It would not be giving the order if it did not want this thing; yet it does not do what it commands. This partial willing and partial non-willing is not crazy as what it seems, but a sickness of the mind, that can not rise with its whole self on the wings of truth because it is heavily burdened by habit. There are two wills, then, and neither is whole: what one has the other lacks (Augustine 9, 21). There are some people who try to perceive two wills as engaging in deliberation, causing two natures; one good, the other evil, each with a mind of its own. The trouble with this he explains is that they want to be a light not in the Lord but in themselves, with their notion that the soul is by nature divine, still allows darkness to enter in because by their awful arrogance they have moved further away from you, the true light that enlighten everyone who comes into the world.

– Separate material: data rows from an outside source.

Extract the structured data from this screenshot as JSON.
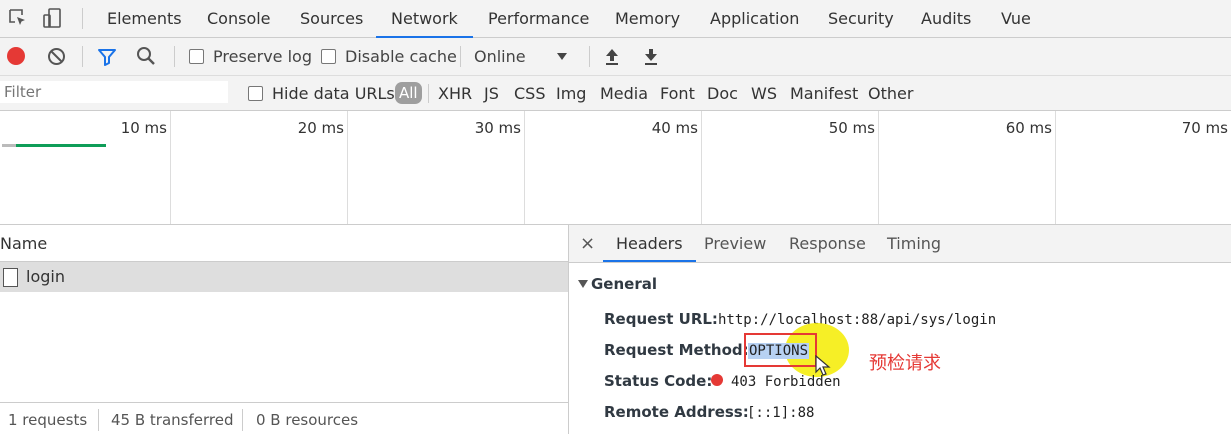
{
  "tabs": [
    {
      "label": "Elements"
    },
    {
      "label": "Console"
    },
    {
      "label": "Sources"
    },
    {
      "label": "Network"
    },
    {
      "label": "Performance"
    },
    {
      "label": "Memory"
    },
    {
      "label": "Application"
    },
    {
      "label": "Security"
    },
    {
      "label": "Audits"
    },
    {
      "label": "Vue"
    }
  ],
  "toolbar": {
    "preserve_log": "Preserve log",
    "disable_cache": "Disable cache",
    "throttle": "Online"
  },
  "filterbar": {
    "placeholder": "Filter",
    "hide_data_urls": "Hide data URLs",
    "types": [
      "All",
      "XHR",
      "JS",
      "CSS",
      "Img",
      "Media",
      "Font",
      "Doc",
      "WS",
      "Manifest",
      "Other"
    ]
  },
  "timeline": {
    "ticks": [
      "10 ms",
      "20 ms",
      "30 ms",
      "40 ms",
      "50 ms",
      "60 ms",
      "70 ms"
    ]
  },
  "requests": {
    "column_name": "Name",
    "rows": [
      {
        "name": "login"
      }
    ]
  },
  "statusbar": {
    "requests": "1 requests",
    "transferred": "45 B transferred",
    "resources": "0 B resources"
  },
  "detail": {
    "close": "×",
    "tabs": [
      "Headers",
      "Preview",
      "Response",
      "Timing"
    ],
    "section": "General",
    "fields": [
      {
        "label": "Request URL:",
        "value": "http://localhost:88/api/sys/login"
      },
      {
        "label": "Request Method:",
        "value": "OPTIONS"
      },
      {
        "label": "Status Code:",
        "value": "403 Forbidden"
      },
      {
        "label": "Remote Address:",
        "value": "[::1]:88"
      }
    ],
    "annotation": "预检请求"
  },
  "colors": {
    "accent": "#1a73e8",
    "record": "#e53935",
    "filter_icon": "#1a73e8",
    "annotation": "#e53935",
    "highlight": "#f5ec00"
  }
}
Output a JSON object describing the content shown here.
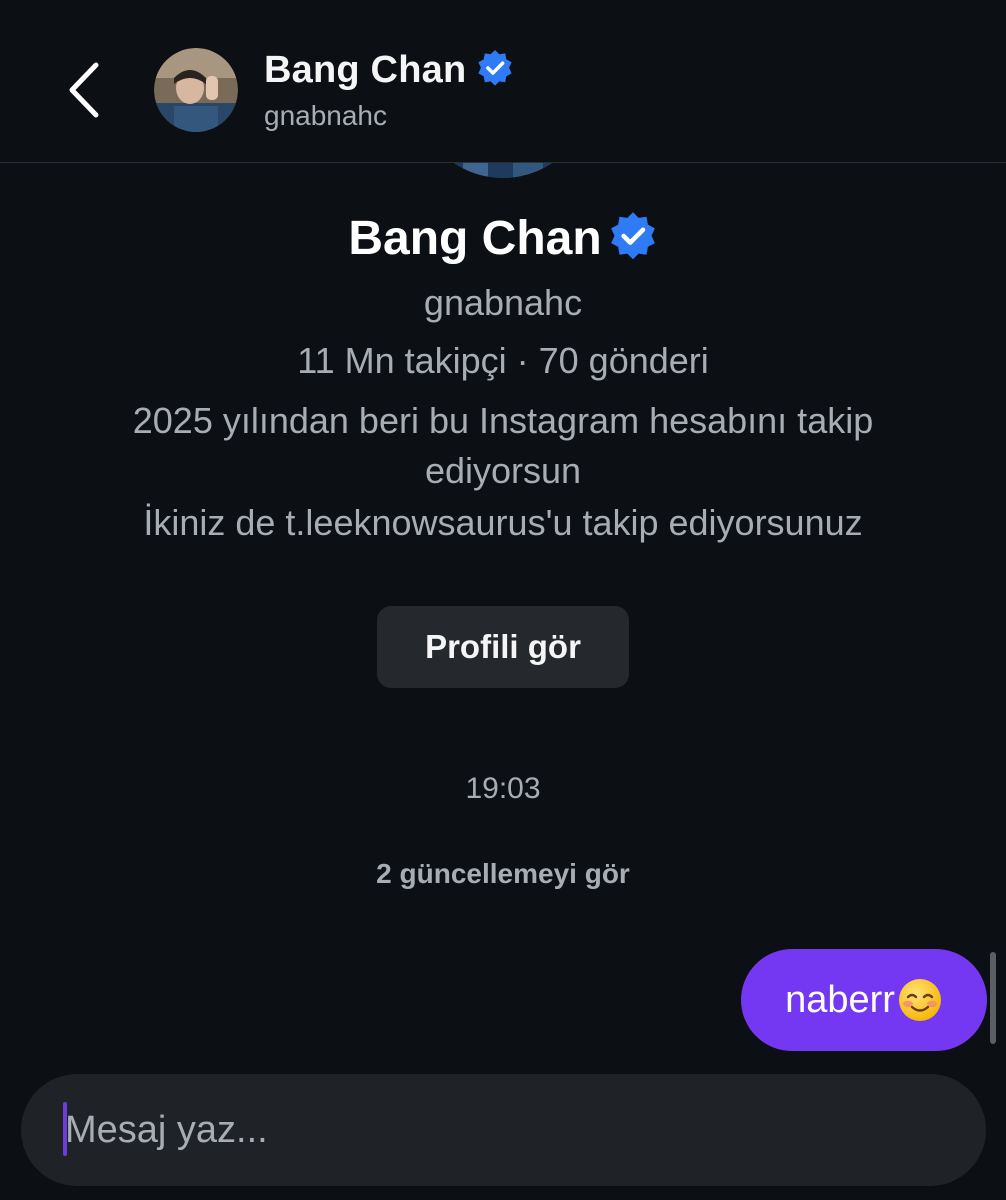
{
  "header": {
    "back_icon": "chevron-left-icon",
    "avatar_icon": "profile-avatar",
    "name": "Bang Chan",
    "verified_icon": "verified-badge-icon",
    "username": "gnabnahc"
  },
  "profile": {
    "name": "Bang Chan",
    "username": "gnabnahc",
    "stats": "11 Mn takipçi · 70 gönderi",
    "follow_since": "2025 yılından beri bu Instagram hesabını takip ediyorsun",
    "mutual": "İkiniz de t.leeknowsaurus'u takip ediyorsunuz",
    "view_profile_label": "Profili gör"
  },
  "conversation": {
    "timestamp": "19:03",
    "updates_label": "2 güncellemeyi gör",
    "messages": [
      {
        "sender": "me",
        "text": "naberr",
        "emoji": "smiling-face-icon"
      }
    ]
  },
  "composer": {
    "placeholder": "Mesaj yaz..."
  },
  "colors": {
    "background": "#0c1014",
    "bubble": "#7438f3",
    "button": "#25292e",
    "composer": "#1f2327",
    "verified": "#2f7bf6",
    "secondary_text": "#a8adb3"
  }
}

Prejudging Can Lead To A Disaster In the movie Hitch, Alex Hitchens (Will Smith) makes a statement, "She may not want the whole truth, but she wants the real you, she may not want to see it all at once" (Mordaunt, 2005). Although there may be some truth to this statement, the real truth is never to mislead a person's emotions. This belief that he has, lead him to be in a conflicting situation to where his self-disclosure was prejudged by his actions without creditable evidence of the truth. Because of his non-verbal actions Sarah's feeling were hurt, the truth was misconstrued and the whole situation was blown out of proportion. The speed dating scene exhibited a few concepts of conflict regarding interpersonal communication.
The dispute over the degree to which we depend on sensory experiences on gaining knowledge had been continued between few philosophers. René Descartes, John Locke, and David Hume each had difference stances on this issue. Descartes, who asserts for human’s innate reasons, does not believe the accuracy of sensory perception. Contrary to Descartes, Locke and Hume are more likely to explain the phenomena through sensory perception than Descartes as they emphasize the ‘real experience.’ However, Hume does not completely agree with Locke as Locke admits the innate capacity to some extent, whereas Hume totally denies the existence of any innate capacity and at last denies the experience itself. Before moving on to Locke and Hume’s perspectives, Descartes’s stance toward sensory experiences should be discussed.